Did They Nail It With The Milwaukee Framing Hammer?
As I mentioned in the opening paragraph, the “best hammer” is in the eye – or hand – of the beholder. A hammer that feels perfect in my hand might feel too big, or too little, or too heavy, or too light, or too soft, or…you get the idea. When you’re looking for a new hammer, framing or otherwise, nothing can take the place of seeing how it feels in YOUR hand. Having said that, the Milwaukee framing hammer feels good in my hand, and I wouldn’t hesitate to strap it on every day. The only change I would make would be to get the smooth-face version. That’s more what I’m used to, and it’s more versatile, because you can also use it on trim without pulverizing the surface.
As usual, when Milwaukee decides to make a tool, they go all in. The Milwaukee framing hammer is no exception; it feels solid and robust, it’s comfortable to use, and it does a great job of smacking the hell out of the big nails. I don’t see any reason a framing carpenter couldn’t get 40 years or more out of the Milwaukee framing hammer, just like I did out of my old Estwing – but with a comfier handle, a magnetic nail starter, and nothing but good vibes.

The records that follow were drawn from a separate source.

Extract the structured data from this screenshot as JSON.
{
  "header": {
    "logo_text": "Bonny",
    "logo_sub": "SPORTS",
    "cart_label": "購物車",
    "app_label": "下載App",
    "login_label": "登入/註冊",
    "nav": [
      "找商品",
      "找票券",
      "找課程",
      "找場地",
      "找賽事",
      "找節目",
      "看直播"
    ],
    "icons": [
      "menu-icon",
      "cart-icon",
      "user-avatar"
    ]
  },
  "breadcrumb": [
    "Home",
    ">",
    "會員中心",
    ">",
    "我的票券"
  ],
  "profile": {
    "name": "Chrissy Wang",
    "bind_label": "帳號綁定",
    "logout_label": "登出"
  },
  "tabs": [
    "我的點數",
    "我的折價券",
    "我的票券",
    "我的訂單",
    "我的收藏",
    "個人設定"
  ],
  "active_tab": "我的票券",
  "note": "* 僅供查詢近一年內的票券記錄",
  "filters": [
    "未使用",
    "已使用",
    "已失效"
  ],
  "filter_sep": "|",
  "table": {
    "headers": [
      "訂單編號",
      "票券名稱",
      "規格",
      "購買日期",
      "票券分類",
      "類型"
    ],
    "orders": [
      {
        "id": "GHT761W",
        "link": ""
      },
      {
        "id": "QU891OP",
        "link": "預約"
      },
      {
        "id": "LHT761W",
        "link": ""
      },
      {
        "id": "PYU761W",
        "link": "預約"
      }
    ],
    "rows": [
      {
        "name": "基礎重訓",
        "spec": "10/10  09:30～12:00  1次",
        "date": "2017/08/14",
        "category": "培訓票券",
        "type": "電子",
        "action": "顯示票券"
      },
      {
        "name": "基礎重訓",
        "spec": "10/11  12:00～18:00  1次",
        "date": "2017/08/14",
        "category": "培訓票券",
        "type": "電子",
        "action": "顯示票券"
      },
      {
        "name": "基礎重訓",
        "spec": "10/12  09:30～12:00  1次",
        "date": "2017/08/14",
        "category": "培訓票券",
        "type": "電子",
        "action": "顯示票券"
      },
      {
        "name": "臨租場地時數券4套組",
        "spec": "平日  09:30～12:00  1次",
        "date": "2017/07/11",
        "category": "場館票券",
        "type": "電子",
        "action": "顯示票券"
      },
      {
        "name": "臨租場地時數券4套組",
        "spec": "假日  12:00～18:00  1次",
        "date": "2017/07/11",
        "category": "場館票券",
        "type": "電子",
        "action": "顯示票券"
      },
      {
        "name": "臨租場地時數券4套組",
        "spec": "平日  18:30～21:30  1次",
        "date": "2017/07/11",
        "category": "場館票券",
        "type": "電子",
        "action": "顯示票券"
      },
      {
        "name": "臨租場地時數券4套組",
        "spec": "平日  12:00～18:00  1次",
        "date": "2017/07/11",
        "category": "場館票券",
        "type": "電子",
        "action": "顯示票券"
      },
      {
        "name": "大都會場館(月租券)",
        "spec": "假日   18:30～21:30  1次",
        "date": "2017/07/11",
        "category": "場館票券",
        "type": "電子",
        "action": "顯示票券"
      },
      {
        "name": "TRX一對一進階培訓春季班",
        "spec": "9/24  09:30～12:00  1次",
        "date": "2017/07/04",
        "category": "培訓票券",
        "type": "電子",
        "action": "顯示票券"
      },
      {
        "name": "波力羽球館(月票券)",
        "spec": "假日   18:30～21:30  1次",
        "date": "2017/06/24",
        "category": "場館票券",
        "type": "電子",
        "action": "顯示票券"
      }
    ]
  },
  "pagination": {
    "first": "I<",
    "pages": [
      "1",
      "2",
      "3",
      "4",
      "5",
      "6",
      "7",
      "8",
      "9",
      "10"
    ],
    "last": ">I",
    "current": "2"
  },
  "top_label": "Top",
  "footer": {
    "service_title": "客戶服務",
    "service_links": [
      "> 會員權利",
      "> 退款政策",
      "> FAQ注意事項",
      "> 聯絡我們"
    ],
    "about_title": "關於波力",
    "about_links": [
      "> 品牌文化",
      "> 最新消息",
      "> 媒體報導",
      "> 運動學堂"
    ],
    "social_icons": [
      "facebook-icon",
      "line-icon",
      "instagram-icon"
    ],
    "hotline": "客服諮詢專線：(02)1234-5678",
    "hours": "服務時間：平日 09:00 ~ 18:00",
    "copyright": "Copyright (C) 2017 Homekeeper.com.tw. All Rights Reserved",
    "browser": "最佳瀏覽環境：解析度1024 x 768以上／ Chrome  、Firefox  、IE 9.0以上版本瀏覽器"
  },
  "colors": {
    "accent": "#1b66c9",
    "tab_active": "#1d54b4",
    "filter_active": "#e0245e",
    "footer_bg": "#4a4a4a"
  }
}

All five versions of the Milwaukee framing hammer are competitively priced, at prices ranging from about $30 – 40. Milwaukee backs the hammers with a limited lifetime warranty, and a 90 day money-back guarantee.
Buy from the Home Depot for around $30-$40 for most models.
Milled face 22-oz.:
Smooth face 22-oz.:
Milled face 17-oz.:
Smooth face 17-oz: